Search the data for the string "Servicio" and copy each line in which it appears.

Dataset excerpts

□ □ □ □ □ □ □

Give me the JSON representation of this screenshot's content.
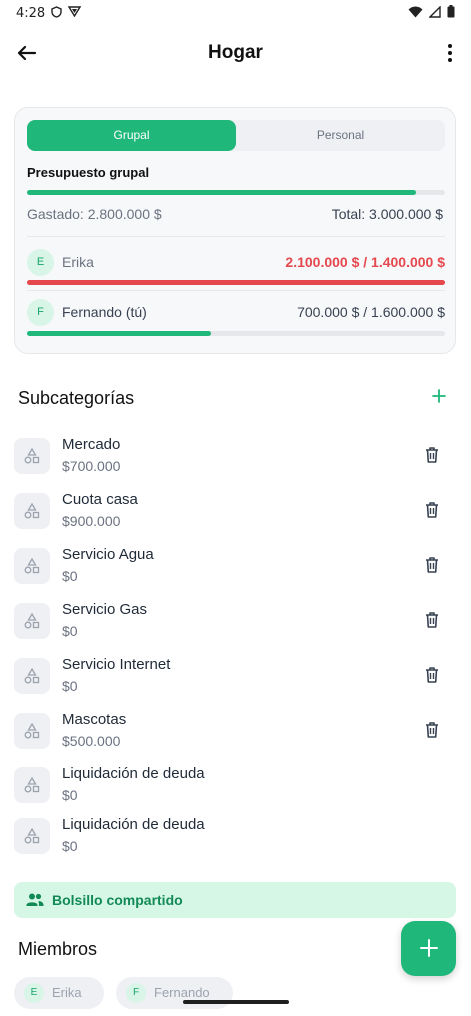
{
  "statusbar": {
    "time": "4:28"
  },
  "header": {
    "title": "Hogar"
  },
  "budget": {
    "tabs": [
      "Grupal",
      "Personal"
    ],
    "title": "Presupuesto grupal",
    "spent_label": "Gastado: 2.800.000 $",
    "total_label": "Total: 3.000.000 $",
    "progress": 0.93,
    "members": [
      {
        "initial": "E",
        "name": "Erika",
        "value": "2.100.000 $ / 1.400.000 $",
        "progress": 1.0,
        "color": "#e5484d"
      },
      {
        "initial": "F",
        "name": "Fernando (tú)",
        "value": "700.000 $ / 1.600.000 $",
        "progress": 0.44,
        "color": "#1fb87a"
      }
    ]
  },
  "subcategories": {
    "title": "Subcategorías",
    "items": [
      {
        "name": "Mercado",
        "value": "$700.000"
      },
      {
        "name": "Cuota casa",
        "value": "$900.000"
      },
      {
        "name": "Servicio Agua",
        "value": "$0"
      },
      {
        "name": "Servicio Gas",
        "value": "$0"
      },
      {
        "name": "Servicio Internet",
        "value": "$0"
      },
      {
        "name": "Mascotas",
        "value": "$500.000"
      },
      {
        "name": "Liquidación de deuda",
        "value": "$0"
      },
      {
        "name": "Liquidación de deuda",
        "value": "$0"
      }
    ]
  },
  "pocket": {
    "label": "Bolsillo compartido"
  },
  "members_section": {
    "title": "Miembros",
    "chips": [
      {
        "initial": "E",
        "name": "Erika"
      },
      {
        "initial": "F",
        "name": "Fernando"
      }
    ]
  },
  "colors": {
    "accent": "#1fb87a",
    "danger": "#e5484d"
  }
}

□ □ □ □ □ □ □

> Result of this exercise:
        "name": "Servicio Agua",
        "name": "Servicio Gas",
        "name": "Servicio Internet",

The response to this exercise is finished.